I’m in the throes of preparing a student lecture for next week on the theme of what Churchill regarded as the central challenge of the 20th century–the problem of scale, i.e., whether events and social trends were escaping the conscious control of individuals. As he put in in The World Crisis, “One rises from the study of the causes of the Great War with a prevailing sense of the defective control of individuals upon world fortunes.” (Emphasis added.) He offered a more sweeping summary in My Early Life:

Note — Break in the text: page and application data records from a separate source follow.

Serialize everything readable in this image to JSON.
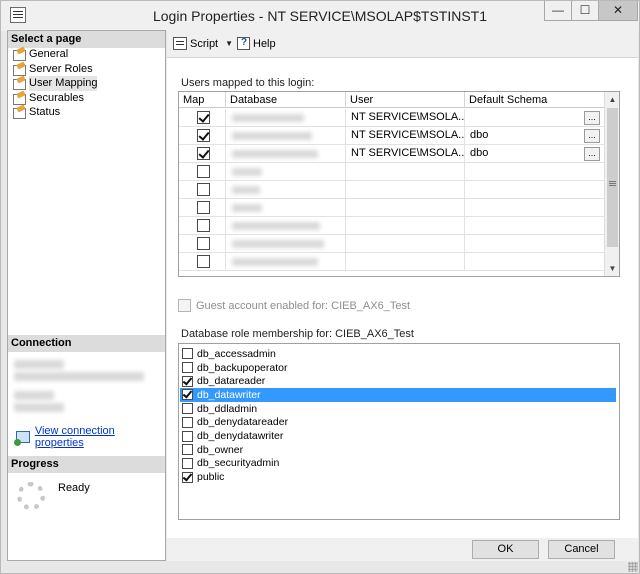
{
  "window": {
    "title": "Login Properties - NT SERVICE\\MSOLAP$TSTINST1",
    "minimize": "—",
    "maximize": "☐",
    "close": "✕"
  },
  "sidebar": {
    "select_page_heading": "Select a page",
    "pages": [
      {
        "label": "General",
        "selected": false
      },
      {
        "label": "Server Roles",
        "selected": false
      },
      {
        "label": "User Mapping",
        "selected": true
      },
      {
        "label": "Securables",
        "selected": false
      },
      {
        "label": "Status",
        "selected": false
      }
    ],
    "connection_heading": "Connection",
    "view_connection_link": "View connection properties",
    "progress_heading": "Progress",
    "progress_status": "Ready"
  },
  "toolbar": {
    "script_label": "Script",
    "help_label": "Help"
  },
  "users_mapped": {
    "label": "Users mapped to this login:",
    "columns": [
      "Map",
      "Database",
      "User",
      "Default Schema"
    ],
    "rows": [
      {
        "map": true,
        "user": "NT SERVICE\\MSOLA...",
        "schema": "",
        "has_ellipsis": true
      },
      {
        "map": true,
        "user": "NT SERVICE\\MSOLA...",
        "schema": "dbo",
        "has_ellipsis": true
      },
      {
        "map": true,
        "user": "NT SERVICE\\MSOLA...",
        "schema": "dbo",
        "has_ellipsis": true
      },
      {
        "map": false,
        "user": "",
        "schema": "",
        "has_ellipsis": false
      },
      {
        "map": false,
        "user": "",
        "schema": "",
        "has_ellipsis": false
      },
      {
        "map": false,
        "user": "",
        "schema": "",
        "has_ellipsis": false
      },
      {
        "map": false,
        "user": "",
        "schema": "",
        "has_ellipsis": false
      },
      {
        "map": false,
        "user": "",
        "schema": "",
        "has_ellipsis": false
      },
      {
        "map": false,
        "user": "",
        "schema": "",
        "has_ellipsis": false
      }
    ],
    "ellipsis": "...",
    "scroll_up": "▲",
    "scroll_down": "▼"
  },
  "guest": {
    "label": "Guest account enabled for: CIEB_AX6_Test",
    "checked": false
  },
  "role_membership": {
    "label": "Database role membership for: CIEB_AX6_Test",
    "roles": [
      {
        "name": "db_accessadmin",
        "checked": false,
        "selected": false
      },
      {
        "name": "db_backupoperator",
        "checked": false,
        "selected": false
      },
      {
        "name": "db_datareader",
        "checked": true,
        "selected": false
      },
      {
        "name": "db_datawriter",
        "checked": true,
        "selected": true
      },
      {
        "name": "db_ddladmin",
        "checked": false,
        "selected": false
      },
      {
        "name": "db_denydatareader",
        "checked": false,
        "selected": false
      },
      {
        "name": "db_denydatawriter",
        "checked": false,
        "selected": false
      },
      {
        "name": "db_owner",
        "checked": false,
        "selected": false
      },
      {
        "name": "db_securityadmin",
        "checked": false,
        "selected": false
      },
      {
        "name": "public",
        "checked": true,
        "selected": false
      }
    ]
  },
  "footer": {
    "ok_label": "OK",
    "cancel_label": "Cancel"
  }
}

The character of society, the foundations of politics, the methods of war, the outlook of youth, the scale of values, are all changed, and changed to an extent I should not have believed possible in so short a time without any violent domestic revolution. . . I wonder often whether any other generation has seen such astounding revolutions of data and values as those through which we have lived. Scarcely anything material or established which I was brought up to believe was permanent and vital, has lasted. Everything I was sure or taught to be sure was impossible, has happened.